Dataset rows describing interfaces
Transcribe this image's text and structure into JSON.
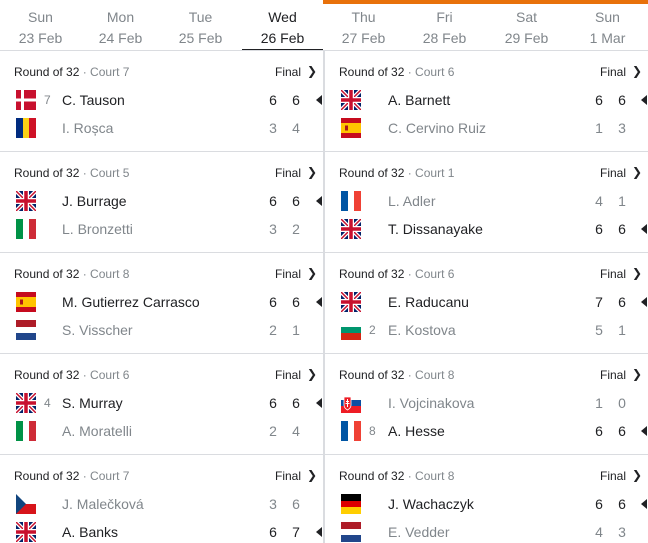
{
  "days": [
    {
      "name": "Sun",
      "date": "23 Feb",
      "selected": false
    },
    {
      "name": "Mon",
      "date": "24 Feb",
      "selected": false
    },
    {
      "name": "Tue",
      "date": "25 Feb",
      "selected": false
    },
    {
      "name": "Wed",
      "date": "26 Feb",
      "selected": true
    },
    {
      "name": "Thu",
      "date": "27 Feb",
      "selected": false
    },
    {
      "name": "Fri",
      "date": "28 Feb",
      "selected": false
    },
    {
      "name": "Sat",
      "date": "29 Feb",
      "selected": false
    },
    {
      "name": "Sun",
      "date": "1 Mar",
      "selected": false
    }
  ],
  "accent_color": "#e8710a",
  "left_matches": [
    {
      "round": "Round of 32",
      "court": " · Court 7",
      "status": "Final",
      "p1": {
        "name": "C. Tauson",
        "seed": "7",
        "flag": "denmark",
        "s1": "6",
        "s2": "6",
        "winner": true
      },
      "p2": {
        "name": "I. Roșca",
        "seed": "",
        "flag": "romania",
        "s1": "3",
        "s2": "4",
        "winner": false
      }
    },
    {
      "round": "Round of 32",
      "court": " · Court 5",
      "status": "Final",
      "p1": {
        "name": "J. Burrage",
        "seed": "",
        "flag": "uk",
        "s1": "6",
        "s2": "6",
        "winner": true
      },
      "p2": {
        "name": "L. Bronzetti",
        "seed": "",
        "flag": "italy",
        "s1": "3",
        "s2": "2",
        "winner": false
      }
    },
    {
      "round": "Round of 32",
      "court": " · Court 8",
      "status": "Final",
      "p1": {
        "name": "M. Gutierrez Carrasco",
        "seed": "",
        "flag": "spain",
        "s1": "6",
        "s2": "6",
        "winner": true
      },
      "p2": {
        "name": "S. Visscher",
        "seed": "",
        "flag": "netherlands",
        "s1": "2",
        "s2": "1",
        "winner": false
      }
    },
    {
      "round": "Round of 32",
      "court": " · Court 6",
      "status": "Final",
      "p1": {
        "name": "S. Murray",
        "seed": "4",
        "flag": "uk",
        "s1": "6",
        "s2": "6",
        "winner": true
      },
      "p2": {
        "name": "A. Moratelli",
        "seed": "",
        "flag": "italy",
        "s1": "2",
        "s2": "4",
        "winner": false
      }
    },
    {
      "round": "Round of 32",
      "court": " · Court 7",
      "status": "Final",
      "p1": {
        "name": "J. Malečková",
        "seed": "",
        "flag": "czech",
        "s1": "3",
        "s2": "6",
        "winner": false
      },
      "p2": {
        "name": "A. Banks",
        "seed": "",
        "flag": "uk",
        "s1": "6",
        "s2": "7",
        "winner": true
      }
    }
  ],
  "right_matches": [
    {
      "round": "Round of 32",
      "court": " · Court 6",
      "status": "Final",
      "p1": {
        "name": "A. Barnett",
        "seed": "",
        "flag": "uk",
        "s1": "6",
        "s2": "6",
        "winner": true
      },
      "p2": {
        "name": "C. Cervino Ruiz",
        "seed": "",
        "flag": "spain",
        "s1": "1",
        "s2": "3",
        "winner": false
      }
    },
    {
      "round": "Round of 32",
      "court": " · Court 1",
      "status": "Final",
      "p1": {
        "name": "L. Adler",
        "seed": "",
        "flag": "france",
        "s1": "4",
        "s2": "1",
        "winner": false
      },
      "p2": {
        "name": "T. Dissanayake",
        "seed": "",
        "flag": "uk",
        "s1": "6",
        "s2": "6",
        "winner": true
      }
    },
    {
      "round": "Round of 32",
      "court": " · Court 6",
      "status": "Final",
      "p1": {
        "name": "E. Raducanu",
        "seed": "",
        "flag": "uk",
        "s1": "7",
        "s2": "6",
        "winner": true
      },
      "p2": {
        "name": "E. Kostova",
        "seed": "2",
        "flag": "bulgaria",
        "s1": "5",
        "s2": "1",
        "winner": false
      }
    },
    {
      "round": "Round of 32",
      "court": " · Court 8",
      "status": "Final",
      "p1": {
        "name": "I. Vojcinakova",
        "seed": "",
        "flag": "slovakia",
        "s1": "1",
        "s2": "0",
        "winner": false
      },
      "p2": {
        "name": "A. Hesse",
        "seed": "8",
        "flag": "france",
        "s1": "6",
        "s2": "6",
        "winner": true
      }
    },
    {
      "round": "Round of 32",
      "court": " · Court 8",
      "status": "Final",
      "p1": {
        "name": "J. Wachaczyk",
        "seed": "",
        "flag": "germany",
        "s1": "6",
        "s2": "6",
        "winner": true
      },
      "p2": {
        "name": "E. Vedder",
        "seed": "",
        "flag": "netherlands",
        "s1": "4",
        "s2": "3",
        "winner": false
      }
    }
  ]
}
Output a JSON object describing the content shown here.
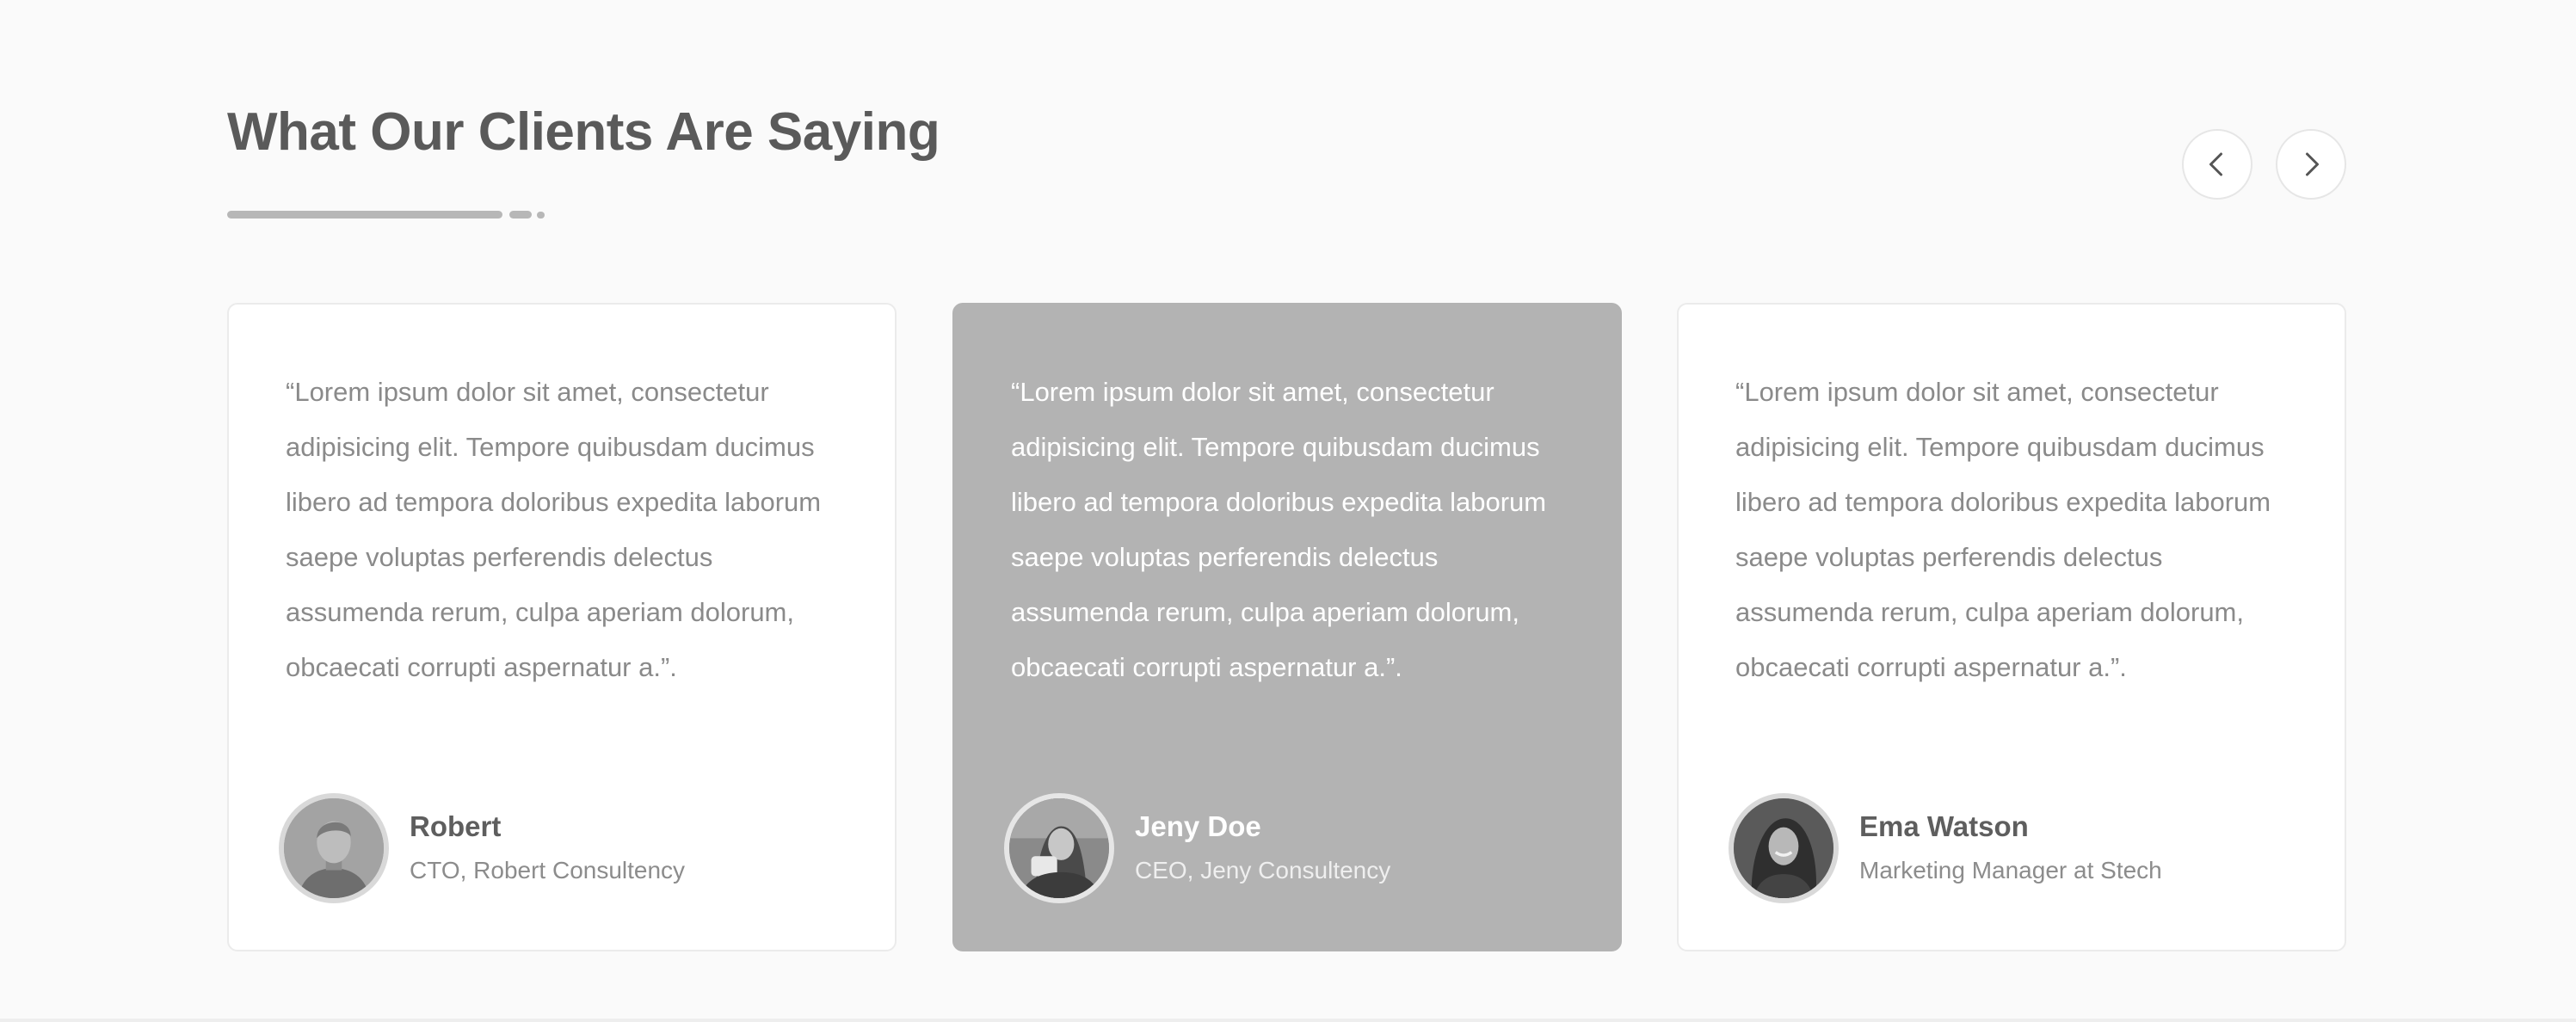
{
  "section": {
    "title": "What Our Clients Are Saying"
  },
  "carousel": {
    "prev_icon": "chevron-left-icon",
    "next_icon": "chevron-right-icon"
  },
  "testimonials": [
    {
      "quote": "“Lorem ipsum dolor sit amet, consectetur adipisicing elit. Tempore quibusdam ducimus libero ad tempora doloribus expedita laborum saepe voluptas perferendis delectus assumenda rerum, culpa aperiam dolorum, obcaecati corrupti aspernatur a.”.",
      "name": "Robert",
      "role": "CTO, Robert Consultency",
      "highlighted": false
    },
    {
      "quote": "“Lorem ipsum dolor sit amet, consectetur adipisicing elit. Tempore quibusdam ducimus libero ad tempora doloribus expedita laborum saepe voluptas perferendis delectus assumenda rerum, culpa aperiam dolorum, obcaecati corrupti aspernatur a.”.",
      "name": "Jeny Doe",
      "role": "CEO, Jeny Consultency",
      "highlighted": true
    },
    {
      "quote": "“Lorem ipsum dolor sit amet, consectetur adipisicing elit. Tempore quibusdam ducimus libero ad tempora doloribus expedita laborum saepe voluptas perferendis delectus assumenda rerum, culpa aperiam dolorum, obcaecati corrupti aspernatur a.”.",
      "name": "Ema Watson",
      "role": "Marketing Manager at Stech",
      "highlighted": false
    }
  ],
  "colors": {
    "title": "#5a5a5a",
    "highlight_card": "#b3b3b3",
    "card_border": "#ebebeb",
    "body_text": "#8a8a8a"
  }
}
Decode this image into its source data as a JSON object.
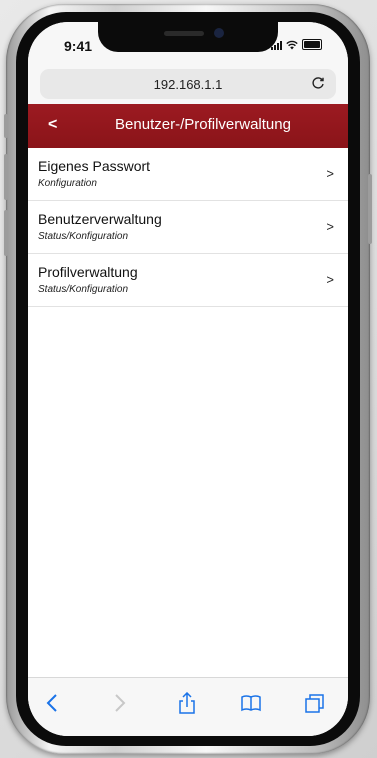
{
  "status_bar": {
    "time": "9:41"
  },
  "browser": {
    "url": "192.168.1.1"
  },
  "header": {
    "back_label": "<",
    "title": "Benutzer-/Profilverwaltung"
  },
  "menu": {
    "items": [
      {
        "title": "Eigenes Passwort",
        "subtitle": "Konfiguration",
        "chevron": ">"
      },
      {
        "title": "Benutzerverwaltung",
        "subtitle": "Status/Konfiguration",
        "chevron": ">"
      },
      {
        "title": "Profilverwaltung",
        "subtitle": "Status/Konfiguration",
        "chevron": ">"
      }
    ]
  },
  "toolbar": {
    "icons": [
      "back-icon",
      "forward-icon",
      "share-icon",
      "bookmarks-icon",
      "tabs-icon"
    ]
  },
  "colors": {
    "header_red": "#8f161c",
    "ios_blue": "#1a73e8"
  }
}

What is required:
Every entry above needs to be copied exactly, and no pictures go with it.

Result of this task:
Transcribe this image's text and structure into JSON.
{
  "days": [
    {
      "name": "Sun",
      "date": "23 Feb",
      "selected": false
    },
    {
      "name": "Mon",
      "date": "24 Feb",
      "selected": false
    },
    {
      "name": "Tue",
      "date": "25 Feb",
      "selected": false
    },
    {
      "name": "Wed",
      "date": "26 Feb",
      "selected": true
    },
    {
      "name": "Thu",
      "date": "27 Feb",
      "selected": false
    },
    {
      "name": "Fri",
      "date": "28 Feb",
      "selected": false
    },
    {
      "name": "Sat",
      "date": "29 Feb",
      "selected": false
    },
    {
      "name": "Sun",
      "date": "1 Mar",
      "selected": false
    }
  ],
  "accent_color": "#e8710a",
  "left_matches": [
    {
      "round": "Round of 32",
      "court": " · Court 7",
      "status": "Final",
      "p1": {
        "name": "C. Tauson",
        "seed": "7",
        "flag": "denmark",
        "s1": "6",
        "s2": "6",
        "winner": true
      },
      "p2": {
        "name": "I. Roșca",
        "seed": "",
        "flag": "romania",
        "s1": "3",
        "s2": "4",
        "winner": false
      }
    },
    {
      "round": "Round of 32",
      "court": " · Court 5",
      "status": "Final",
      "p1": {
        "name": "J. Burrage",
        "seed": "",
        "flag": "uk",
        "s1": "6",
        "s2": "6",
        "winner": true
      },
      "p2": {
        "name": "L. Bronzetti",
        "seed": "",
        "flag": "italy",
        "s1": "3",
        "s2": "2",
        "winner": false
      }
    },
    {
      "round": "Round of 32",
      "court": " · Court 8",
      "status": "Final",
      "p1": {
        "name": "M. Gutierrez Carrasco",
        "seed": "",
        "flag": "spain",
        "s1": "6",
        "s2": "6",
        "winner": true
      },
      "p2": {
        "name": "S. Visscher",
        "seed": "",
        "flag": "netherlands",
        "s1": "2",
        "s2": "1",
        "winner": false
      }
    },
    {
      "round": "Round of 32",
      "court": " · Court 6",
      "status": "Final",
      "p1": {
        "name": "S. Murray",
        "seed": "4",
        "flag": "uk",
        "s1": "6",
        "s2": "6",
        "winner": true
      },
      "p2": {
        "name": "A. Moratelli",
        "seed": "",
        "flag": "italy",
        "s1": "2",
        "s2": "4",
        "winner": false
      }
    },
    {
      "round": "Round of 32",
      "court": " · Court 7",
      "status": "Final",
      "p1": {
        "name": "J. Malečková",
        "seed": "",
        "flag": "czech",
        "s1": "3",
        "s2": "6",
        "winner": false
      },
      "p2": {
        "name": "A. Banks",
        "seed": "",
        "flag": "uk",
        "s1": "6",
        "s2": "7",
        "winner": true
      }
    }
  ],
  "right_matches": [
    {
      "round": "Round of 32",
      "court": " · Court 6",
      "status": "Final",
      "p1": {
        "name": "A. Barnett",
        "seed": "",
        "flag": "uk",
        "s1": "6",
        "s2": "6",
        "winner": true
      },
      "p2": {
        "name": "C. Cervino Ruiz",
        "seed": "",
        "flag": "spain",
        "s1": "1",
        "s2": "3",
        "winner": false
      }
    },
    {
      "round": "Round of 32",
      "court": " · Court 1",
      "status": "Final",
      "p1": {
        "name": "L. Adler",
        "seed": "",
        "flag": "france",
        "s1": "4",
        "s2": "1",
        "winner": false
      },
      "p2": {
        "name": "T. Dissanayake",
        "seed": "",
        "flag": "uk",
        "s1": "6",
        "s2": "6",
        "winner": true
      }
    },
    {
      "round": "Round of 32",
      "court": " · Court 6",
      "status": "Final",
      "p1": {
        "name": "E. Raducanu",
        "seed": "",
        "flag": "uk",
        "s1": "7",
        "s2": "6",
        "winner": true
      },
      "p2": {
        "name": "E. Kostova",
        "seed": "2",
        "flag": "bulgaria",
        "s1": "5",
        "s2": "1",
        "winner": false
      }
    },
    {
      "round": "Round of 32",
      "court": " · Court 8",
      "status": "Final",
      "p1": {
        "name": "I. Vojcinakova",
        "seed": "",
        "flag": "slovakia",
        "s1": "1",
        "s2": "0",
        "winner": false
      },
      "p2": {
        "name": "A. Hesse",
        "seed": "8",
        "flag": "france",
        "s1": "6",
        "s2": "6",
        "winner": true
      }
    },
    {
      "round": "Round of 32",
      "court": " · Court 8",
      "status": "Final",
      "p1": {
        "name": "J. Wachaczyk",
        "seed": "",
        "flag": "germany",
        "s1": "6",
        "s2": "6",
        "winner": true
      },
      "p2": {
        "name": "E. Vedder",
        "seed": "",
        "flag": "netherlands",
        "s1": "4",
        "s2": "3",
        "winner": false
      }
    }
  ]
}
Output a JSON object describing the content shown here.
{
  "section": {
    "title": "What Our Clients Are Saying"
  },
  "carousel": {
    "prev_icon": "chevron-left-icon",
    "next_icon": "chevron-right-icon"
  },
  "testimonials": [
    {
      "quote": "“Lorem ipsum dolor sit amet, consectetur adipisicing elit. Tempore quibusdam ducimus libero ad tempora doloribus expedita laborum saepe voluptas perferendis delectus assumenda rerum, culpa aperiam dolorum, obcaecati corrupti aspernatur a.”.",
      "name": "Robert",
      "role": "CTO, Robert Consultency",
      "highlighted": false
    },
    {
      "quote": "“Lorem ipsum dolor sit amet, consectetur adipisicing elit. Tempore quibusdam ducimus libero ad tempora doloribus expedita laborum saepe voluptas perferendis delectus assumenda rerum, culpa aperiam dolorum, obcaecati corrupti aspernatur a.”.",
      "name": "Jeny Doe",
      "role": "CEO, Jeny Consultency",
      "highlighted": true
    },
    {
      "quote": "“Lorem ipsum dolor sit amet, consectetur adipisicing elit. Tempore quibusdam ducimus libero ad tempora doloribus expedita laborum saepe voluptas perferendis delectus assumenda rerum, culpa aperiam dolorum, obcaecati corrupti aspernatur a.”.",
      "name": "Ema Watson",
      "role": "Marketing Manager at Stech",
      "highlighted": false
    }
  ],
  "colors": {
    "title": "#5a5a5a",
    "highlight_card": "#b3b3b3",
    "card_border": "#ebebeb",
    "body_text": "#8a8a8a"
  }
}
Decode this image into its source data as a JSON object.
{
  "status_bar": {
    "time": "9:41"
  },
  "browser": {
    "url": "192.168.1.1"
  },
  "header": {
    "back_label": "<",
    "title": "Benutzer-/Profilverwaltung"
  },
  "menu": {
    "items": [
      {
        "title": "Eigenes Passwort",
        "subtitle": "Konfiguration",
        "chevron": ">"
      },
      {
        "title": "Benutzerverwaltung",
        "subtitle": "Status/Konfiguration",
        "chevron": ">"
      },
      {
        "title": "Profilverwaltung",
        "subtitle": "Status/Konfiguration",
        "chevron": ">"
      }
    ]
  },
  "toolbar": {
    "icons": [
      "back-icon",
      "forward-icon",
      "share-icon",
      "bookmarks-icon",
      "tabs-icon"
    ]
  },
  "colors": {
    "header_red": "#8f161c",
    "ios_blue": "#1a73e8"
  }
}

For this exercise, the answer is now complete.